But Clement’s charges had their rivals on the back foot in the second-half and their followers were by far the louder. Their work rate and commitment could not be faulted. Rodgers’ men were not allowed to dwell on the ball for a second. They looked fresher and hungrier. Butland was not seriously tested all afternoon.

Until, that is, the goal.  

Midfield battle

Rangers fans had expressed the hope that John Lundstram, whose form has, to put it politely, tailed off somewhat in the recent weeks, would not be restored to the starting line-up today.

They got their wish. Clement opted to retain Raskin in central midfield alongside Mohamed Diomande instead of bring back the man who was red carded for a rash foul on Alistair Johnston at Parkhead earlier this month.

Many Light Blues followers, though, had wanted to see Dujon Sterling deployed there instead of wide on the right and they were disappointed when the teams were announced.

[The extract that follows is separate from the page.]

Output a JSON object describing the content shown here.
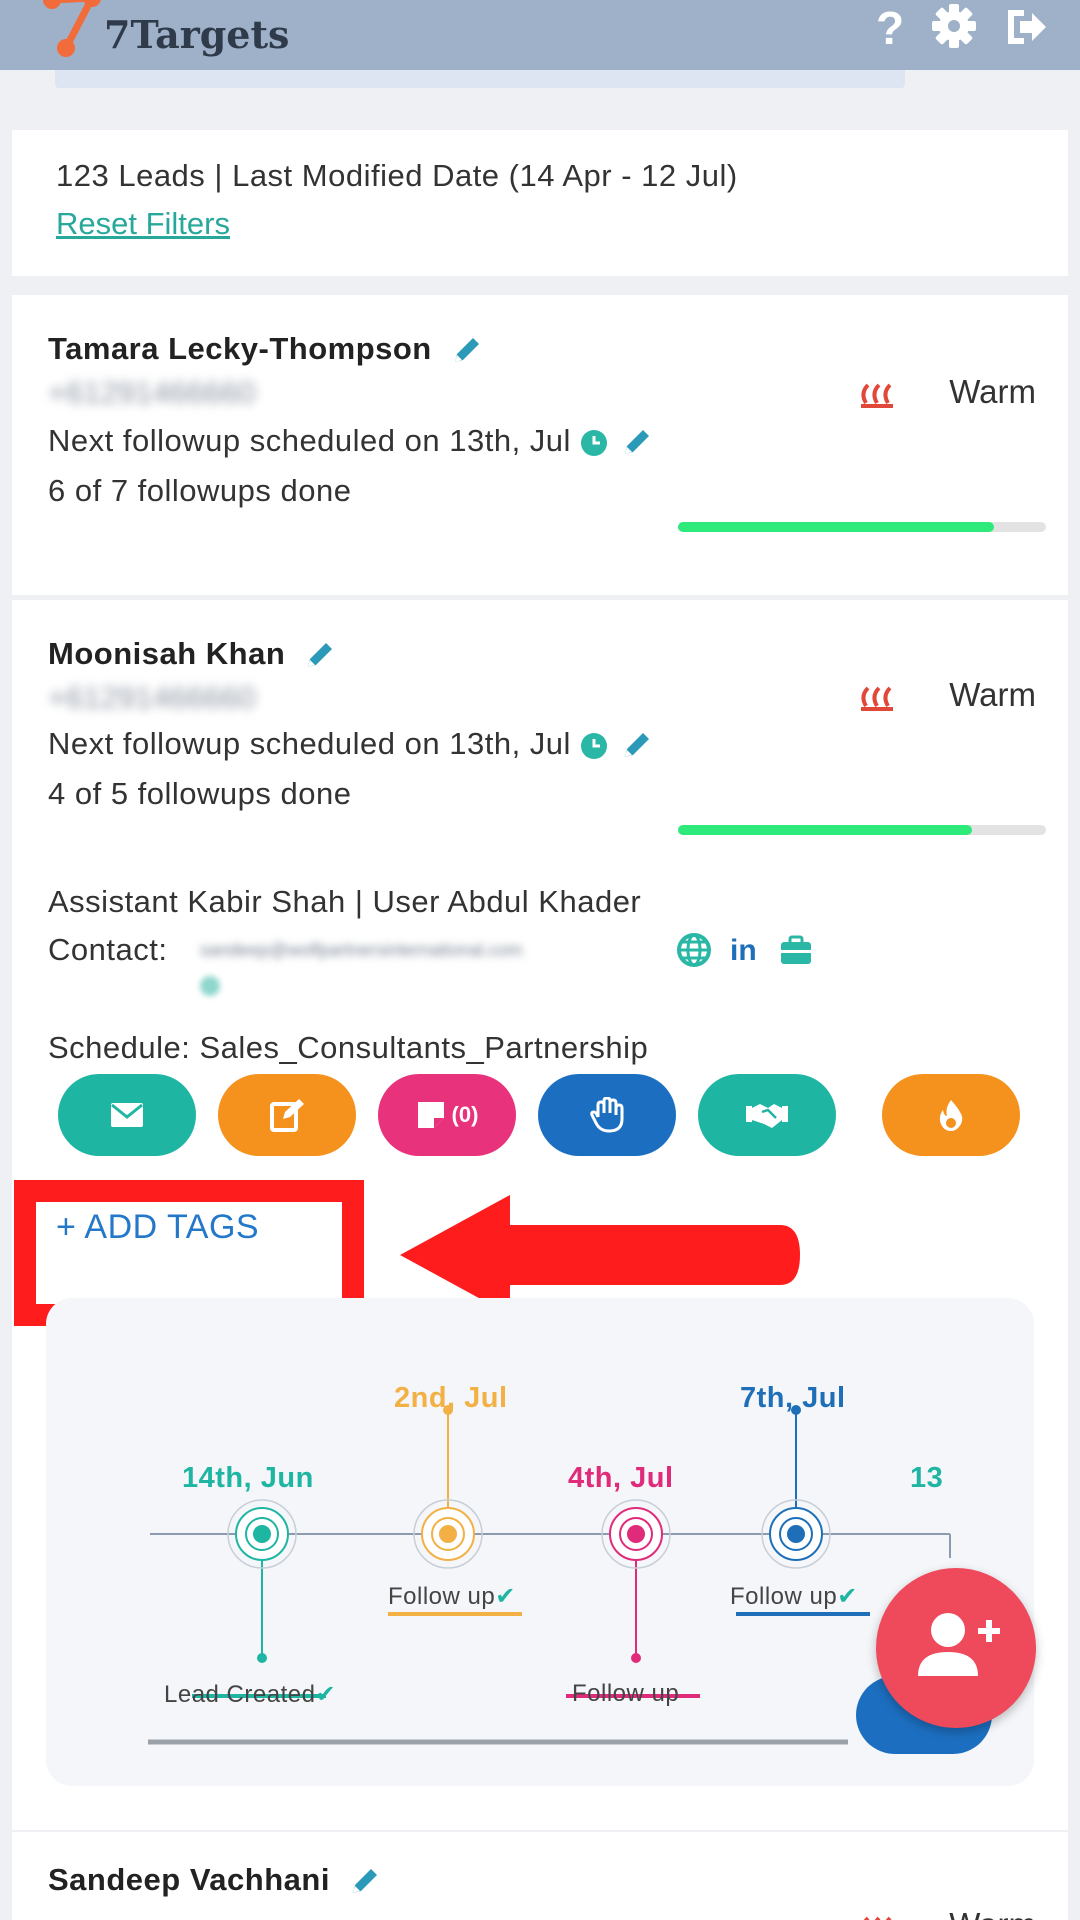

Celtic had bossed the middle of the park in all of their previous encounters with Rangers this season. Would Raskin, Diomande and Todd Cantwell be able to gain the upper hand on Callum McGregor, Reo Hatate and Matt O’Riley? They fared far better than they had.

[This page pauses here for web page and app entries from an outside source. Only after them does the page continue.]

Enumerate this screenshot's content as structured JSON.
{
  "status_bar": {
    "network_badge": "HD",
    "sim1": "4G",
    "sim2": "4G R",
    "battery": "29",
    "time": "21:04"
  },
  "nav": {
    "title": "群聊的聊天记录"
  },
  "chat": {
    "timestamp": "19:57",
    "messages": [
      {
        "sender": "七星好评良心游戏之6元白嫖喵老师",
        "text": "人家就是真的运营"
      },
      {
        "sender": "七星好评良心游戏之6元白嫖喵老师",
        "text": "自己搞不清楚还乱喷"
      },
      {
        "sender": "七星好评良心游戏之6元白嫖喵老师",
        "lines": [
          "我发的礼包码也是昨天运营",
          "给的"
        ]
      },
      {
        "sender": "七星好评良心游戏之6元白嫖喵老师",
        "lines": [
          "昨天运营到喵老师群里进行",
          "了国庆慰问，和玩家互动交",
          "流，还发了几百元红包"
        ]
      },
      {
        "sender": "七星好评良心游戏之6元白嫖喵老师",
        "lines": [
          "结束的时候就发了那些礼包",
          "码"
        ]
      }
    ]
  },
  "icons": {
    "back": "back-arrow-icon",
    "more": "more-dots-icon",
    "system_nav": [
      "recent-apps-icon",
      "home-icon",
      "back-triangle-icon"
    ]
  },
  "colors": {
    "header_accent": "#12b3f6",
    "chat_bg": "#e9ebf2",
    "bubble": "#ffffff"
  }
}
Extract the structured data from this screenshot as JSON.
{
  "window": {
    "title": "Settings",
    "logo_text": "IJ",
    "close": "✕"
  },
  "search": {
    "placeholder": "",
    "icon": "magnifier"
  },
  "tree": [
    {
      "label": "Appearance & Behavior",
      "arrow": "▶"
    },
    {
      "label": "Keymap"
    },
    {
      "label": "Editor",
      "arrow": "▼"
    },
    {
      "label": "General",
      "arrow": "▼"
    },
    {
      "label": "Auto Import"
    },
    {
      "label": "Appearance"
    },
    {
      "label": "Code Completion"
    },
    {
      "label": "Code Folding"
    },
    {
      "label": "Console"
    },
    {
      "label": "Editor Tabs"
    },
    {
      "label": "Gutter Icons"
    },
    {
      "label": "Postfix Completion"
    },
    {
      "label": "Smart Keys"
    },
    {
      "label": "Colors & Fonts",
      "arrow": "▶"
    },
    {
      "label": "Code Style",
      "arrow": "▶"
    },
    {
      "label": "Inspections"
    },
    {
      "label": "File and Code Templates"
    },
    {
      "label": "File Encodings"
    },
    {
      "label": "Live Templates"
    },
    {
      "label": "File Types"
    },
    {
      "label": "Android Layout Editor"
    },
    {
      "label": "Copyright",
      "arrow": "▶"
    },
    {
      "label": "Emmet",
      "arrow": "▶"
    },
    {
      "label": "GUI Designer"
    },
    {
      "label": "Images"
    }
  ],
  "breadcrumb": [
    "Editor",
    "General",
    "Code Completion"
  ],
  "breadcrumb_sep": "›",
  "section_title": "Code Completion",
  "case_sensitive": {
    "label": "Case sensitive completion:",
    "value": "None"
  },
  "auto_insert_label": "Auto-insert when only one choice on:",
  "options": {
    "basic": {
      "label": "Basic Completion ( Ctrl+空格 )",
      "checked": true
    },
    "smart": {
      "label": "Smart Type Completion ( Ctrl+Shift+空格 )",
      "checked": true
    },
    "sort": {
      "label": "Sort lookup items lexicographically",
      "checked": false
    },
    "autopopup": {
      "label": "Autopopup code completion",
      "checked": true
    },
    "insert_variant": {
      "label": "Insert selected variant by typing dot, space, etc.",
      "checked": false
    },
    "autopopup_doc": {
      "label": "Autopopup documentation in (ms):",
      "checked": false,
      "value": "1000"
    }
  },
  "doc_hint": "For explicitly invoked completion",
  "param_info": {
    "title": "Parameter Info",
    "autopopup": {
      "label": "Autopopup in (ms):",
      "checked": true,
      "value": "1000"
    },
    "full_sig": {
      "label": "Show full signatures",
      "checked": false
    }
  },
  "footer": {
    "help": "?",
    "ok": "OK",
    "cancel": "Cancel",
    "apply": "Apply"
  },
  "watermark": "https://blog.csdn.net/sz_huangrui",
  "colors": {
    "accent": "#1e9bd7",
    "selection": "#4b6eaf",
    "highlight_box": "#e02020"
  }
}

Diomande, in particular, impressed. The man who committed his international future to the Ivory Coast this week was a bundle of energy. He tracked back, got forward, threw himself into tackles with scant regard for his own wellbeing.

Raskin, his foolish push on Hart aside, was decent too.  Cantwell buzzed about before making way for Scott Wright late on. They provided a platform for their forwards to play on. Unfortunately for them, they were lacking a cutting edge in the final third. 

History Bhoy

James Forrest edged ahead of Billy McNeill in the Celtic trophy table with the Parkhead club’s victory this afternoon. The winger, who looked a threat whenever he was involved, has now laid his hands on silverware on 24 occasions in his career, one more than European Cup captain Billy McNeill.

If he wins one more he will equal the record haul currently held by his fellow Ayrshireman Bobby Lennox. You would not bet against him doing so with Rodgers in charge. The Northern Irishman is still undefeated in the Scottish Cup. He has now won all 17 of the games he has overseen.  

It was, too, a fitting way for former England goalkeeper Hart to bring the curtain down on his distinguished playing days. 

Tired Tav

Leon Balogun, who had not been sighted since coming off at half-time against Kilmarnock earlier this month, and Ridvan Yilmaz, who suffered a new knock against Hearts last weekend, slotted in to the Rangers defence at centre-half and left-back respectively.

Balogun slid in and dispossessed Daizen Maeda in his area early on after the Celtic winger had skipped past Tavernier down the left flank and then diverted a Maeda delivery that was intended for Furuhashi in the six yard box past his post. That very much set the tone for his fine display.  

His captain, however, failed to perform. The right back looked very much like a man who was playing his 58th game of the 2023/24 campaign. New Rangers signing Jefte watched proceedings from the main stand and was mobbed by Bears seeking selfies. The young Brazilian will fancy his chances of getting in the first team on this evidence. 

Pyro shame

The Scottish government announced that an expert group comprising representatives from the SFA, the SPFL, the Football Safety Officers Association, Police Scotland and the Crown Office had been set up to consider the use of football banning orders as a penalty for pyrotechnic possession and misuse.

It is high time that somebody somewhere tackled what has been a serious problem in the Scottish game for some time now. The ultra element among both supports set off smoke bombs and flares as the teams emerged from the tunnel. Rangers fans fired rockets into the air and many of them used poles to do. More flares followed at the start of the second-half.

Such scenes, alas, have become the norm at Hampden on such occasions. It may look colourful and it might, for some at least, enhance the big match atmosphere. But they are, as the young Dundee fan who was scarred for life by a flare back in March will testify, highly dangerous inside grounds. They must be snuffed out.The Herald: